+ but 3.63 doesn't. So you diff -r those two kernels and come
+ up with a list of directories that changed. For each of those
+ directories:
+ Copy the non-working directory next to the working directory
+ as "dir.63".
+ One directory at time, try moving the working directory to
+ "dir.62" and mv dir.63 dir"time, try
+ mv dir dir.62
+ mv dir.63 dir
+ find dir -name '*.[oa]' -print | xargs rm -f
+ And then rebuild and retest.
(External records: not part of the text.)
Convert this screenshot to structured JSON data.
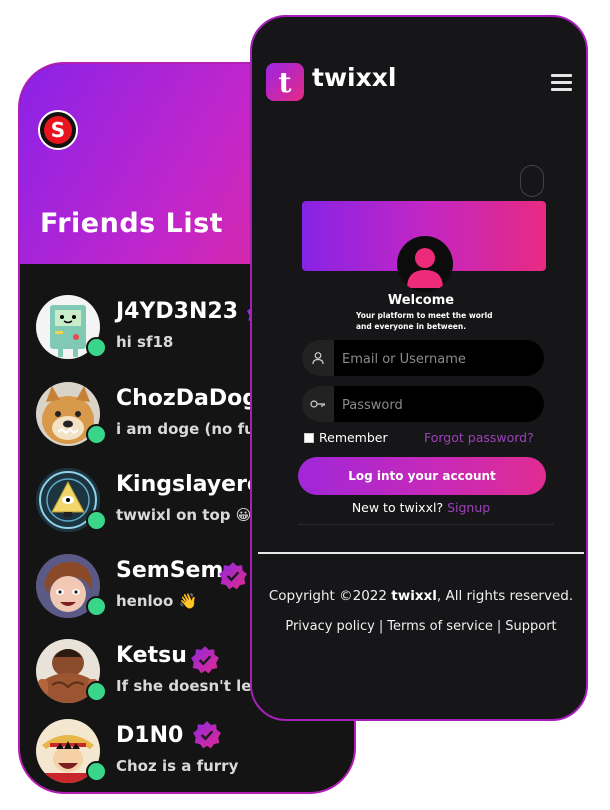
{
  "friends_screen": {
    "title": "Friends List",
    "friends": [
      {
        "name": "J4YD3N23",
        "status": "hi sf18"
      },
      {
        "name": "ChozDaDog",
        "status": "i am doge (no fur"
      },
      {
        "name": "Kingslayere",
        "status": "twwixl on top 😀"
      },
      {
        "name": "SemSem",
        "status": "henloo 👋"
      },
      {
        "name": "Ketsu",
        "status": "If she doesn't let y"
      },
      {
        "name": "D1N0",
        "status": "Choz is a furry"
      }
    ],
    "online_color": "#39d68a",
    "accent_color": "#b31fb5"
  },
  "login_screen": {
    "brand": "twixxl",
    "logo_letter": "t",
    "welcome": "Welcome",
    "tagline": "Your platform to meet the world and everyone in between.",
    "username_placeholder": "Email or Username",
    "password_placeholder": "Password",
    "remember_label": "Remember",
    "forgot_label": "Forgot password?",
    "login_button": "Log into your account",
    "new_prompt": "New to twixxl?",
    "signup_label": "Signup",
    "copyright_prefix": "Copyright ©2022",
    "copyright_brand": "twixxl",
    "copyright_suffix": ", All rights reserved.",
    "footer_links": [
      "Privacy policy",
      "Terms of service",
      "Support"
    ],
    "link_color": "#9b41b8",
    "gradient_start": "#8a22e8",
    "gradient_end": "#e82a82"
  }
}
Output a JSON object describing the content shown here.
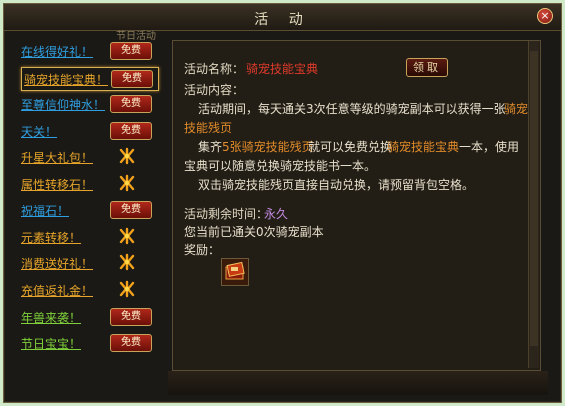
{
  "window": {
    "title": "活 动",
    "close_label": "×",
    "tab_hint": "节日活动"
  },
  "activities": [
    {
      "label": "在线得好礼！",
      "color": "blue",
      "action": "fee",
      "selected": false
    },
    {
      "label": "骑宠技能宝典！",
      "color": "gold",
      "action": "fee",
      "selected": true
    },
    {
      "label": "至尊信仰神水！",
      "color": "blue",
      "action": "fee",
      "selected": false
    },
    {
      "label": "天关！",
      "color": "blue",
      "action": "fee",
      "selected": false
    },
    {
      "label": "升星大礼包！",
      "color": "gold",
      "action": "claw",
      "selected": false
    },
    {
      "label": "属性转移石！",
      "color": "gold",
      "action": "claw",
      "selected": false
    },
    {
      "label": "祝福石！",
      "color": "blue",
      "action": "fee",
      "selected": false
    },
    {
      "label": "元素转移！",
      "color": "gold",
      "action": "claw",
      "selected": false
    },
    {
      "label": "消费送好礼！",
      "color": "gold",
      "action": "claw",
      "selected": false
    },
    {
      "label": "充值返礼金！",
      "color": "gold",
      "action": "claw",
      "selected": false
    },
    {
      "label": "年兽来袭！",
      "color": "green",
      "action": "fee",
      "selected": false
    },
    {
      "label": "节日宝宝！",
      "color": "green",
      "action": "fee",
      "selected": false
    }
  ],
  "fee_label": "免费",
  "detail": {
    "name_label": "活动名称：",
    "name_value": "骑宠技能宝典",
    "claim_button": "领取",
    "content_label": "活动内容：",
    "para1_a": "活动期间，每天通关3次任意等级的骑宠副本可以获得一张",
    "para1_b": "骑宠",
    "para1_c": "技能残页",
    "para2_a": "集齐",
    "para2_b": "5张骑宠技能残页",
    "para2_c": "就可以免费兑换",
    "para2_d": "骑宠技能宝典",
    "para2_e": "一本，使用",
    "para2_f": "宝典可以随意兑换骑宠技能书一本。",
    "para3": "双击骑宠技能残页直接自动兑换，请预留背包空格。",
    "remaining_label": "活动剩余时间：",
    "remaining_value": "永久",
    "progress_text": "您当前已通关0次骑宠副本",
    "reward_label": "奖励："
  }
}
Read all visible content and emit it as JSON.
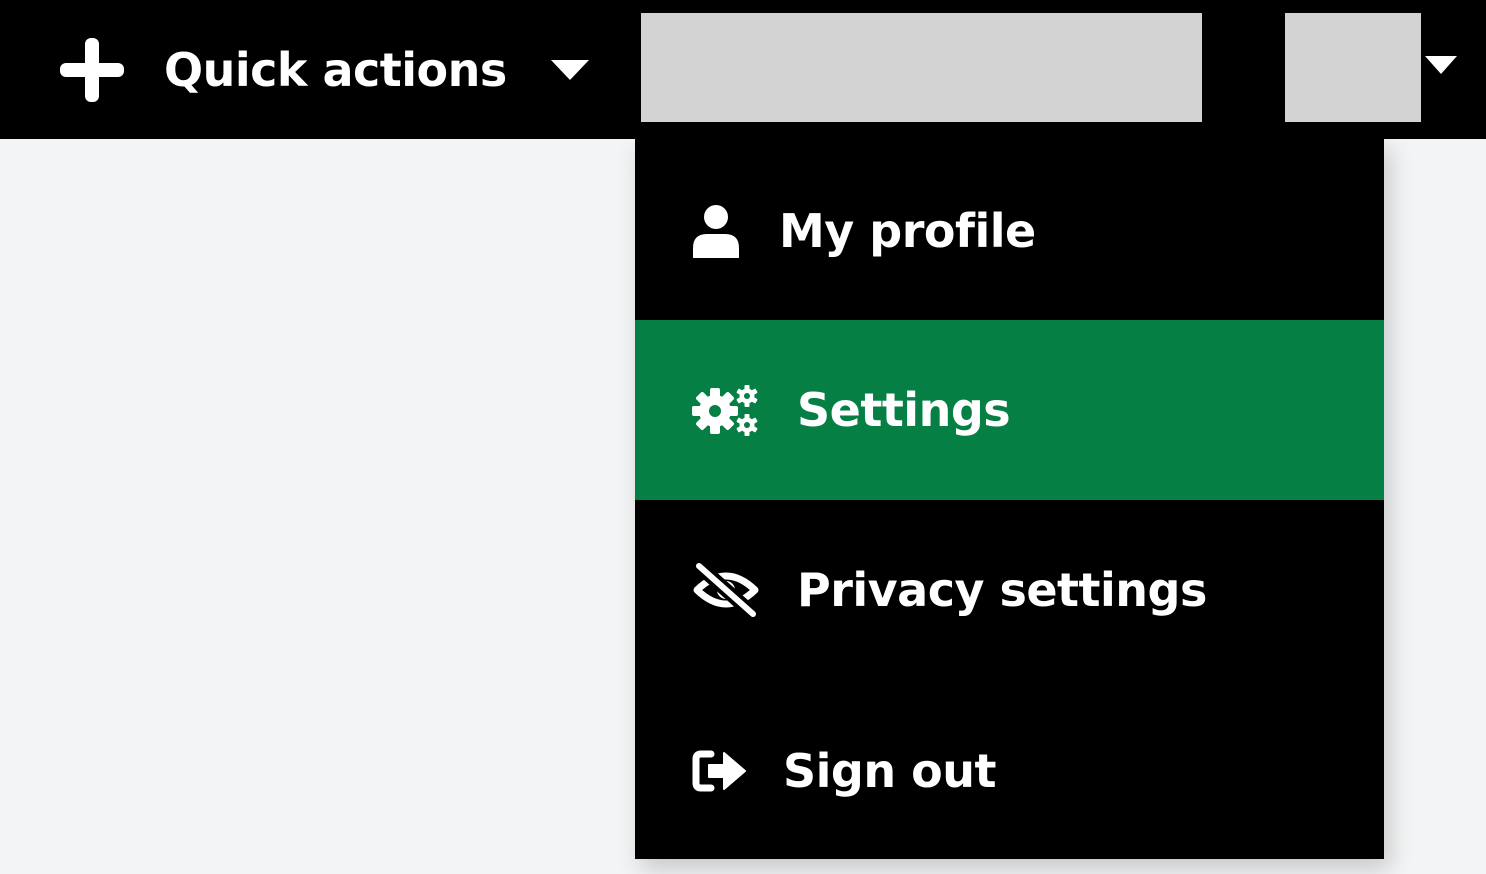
{
  "topbar": {
    "quick_actions": {
      "label": "Quick actions",
      "icon": "plus-icon",
      "chevron_icon": "chevron-down-icon"
    },
    "account_chevron_icon": "chevron-down-icon"
  },
  "account_menu": {
    "items": [
      {
        "label": "My profile",
        "icon": "user-icon",
        "active": false
      },
      {
        "label": "Settings",
        "icon": "gears-icon",
        "active": true
      },
      {
        "label": "Privacy settings",
        "icon": "eye-slash-icon",
        "active": false
      },
      {
        "label": "Sign out",
        "icon": "sign-out-icon",
        "active": false
      }
    ]
  },
  "colors": {
    "topbar_background": "#000000",
    "menu_background": "#000000",
    "active_item": "#067f45",
    "text": "#ffffff",
    "placeholder": "#d3d3d3",
    "page_background": "#f2f4f5"
  }
}
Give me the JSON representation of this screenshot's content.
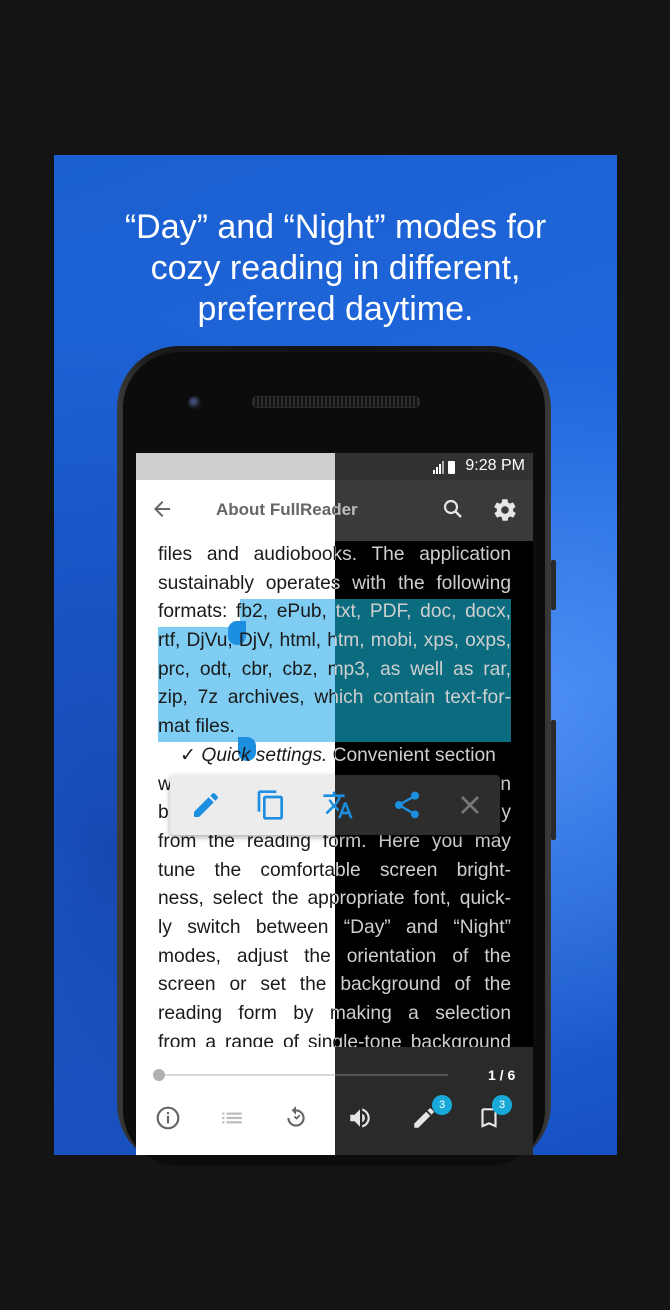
{
  "headline": {
    "line1": "“Day” and “Night” modes for",
    "line2": "cozy reading in different,",
    "line3": "preferred daytime."
  },
  "status_bar": {
    "time": "9:28 PM"
  },
  "app_bar": {
    "title": "About FullReader"
  },
  "content": {
    "lines": [
      "files and audiobooks. The application",
      "sustainably operates with the following",
      "formats: fb2, ePub, txt, PDF, doc, docx,",
      "rtf, DjVu, DjV, html, htm, mobi, xps, oxps,",
      "prc, odt, cbr, cbz, mp3, as well as rar,",
      "zip, 7z archives, which contain text-for-",
      "mat files.",
      "w",
      "b",
      "from the reading form. Here you may",
      "tune the comfortable screen bright-",
      "ness, select the appropriate font, quick-",
      "ly switch between “Day” and “Night”",
      "modes, adjust the orientation of the",
      "screen or set the background of the",
      "reading form by making a selection",
      "from a range of single-tone background"
    ],
    "formats_prefix": "formats: ",
    "formats_selected": "fb2, ePub, txt, PDF, doc, docx,",
    "quick_check": "✓",
    "quick_italic": "Quick settings.",
    "quick_rest": " Convenient section",
    "right_fragment_n": "n",
    "right_fragment_y": "y"
  },
  "selection_toolbar": {
    "icons": [
      "pencil-icon",
      "copy-icon",
      "translate-icon",
      "share-icon",
      "close-icon"
    ]
  },
  "bottom_bar": {
    "page_indicator": "1 / 6",
    "reading_progress_fraction": 0.0,
    "pencil_badge": "3",
    "bookmark_badge": "3",
    "icons": [
      "info-icon",
      "list-icon",
      "refresh-icon",
      "speaker-icon",
      "pencil-icon",
      "bookmark-icon"
    ]
  },
  "colors": {
    "background_blue": "#1f68de",
    "selection_day": "#7fcdf2",
    "selection_night": "#0b6c80",
    "accent": "#1d8fe0",
    "badge": "#18a9d8"
  }
}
Assuming that all related
+ changes were contained in the sub directory, this should
+ isolate the change to a directory.
+ Problems: changes in header files may have occurred; I've
+ found in my case that they were self explanatory - you may
+ or may not want to give up when that happens.
+ . Narrow it down to a file
+ - You can apply the same technique to each file in the directory,
+ hoping that the changes in that file are self contained.
+ . Narrow it down to a routine
+ - You can take the old file and the new file and manually create
+ a merged file that has
+ #ifdef VER62
+ routine()
+ {
+ ...
+ }
+ #else
+ routine()
+ {
+ ...
+ }
+ #endif
+ And then walk through that file, one routine at a time and
+ prefix it with
+ #define VER62
+ /* both routines here */
+ #undef VER62
+ Then recompile, retest, move the ifdefs until you find the one
+ that makes the difference.
+Finally, you take all the info that you have, kernel revisions, bug
+description, the extent to which you have narrowed it down, and pass
+that off to whomever you believe is the maintainer of that section.
+A post to linux.dev.kernel isn't such a bad idea if you've done some
+work to narrow it down.
+If you get it down to a routine, you'll probably get a fix in 24 hours.
+My apologies to Linus and the other kernel hackers for describing this
+brute force approach, it's hardly what a kernel hacker would do. However,
+it does work and it lets non-hackers help fix bugs. And it is cool
+because Linux snapshots will let you do this - something that you can't
+do with vendor supplied releases.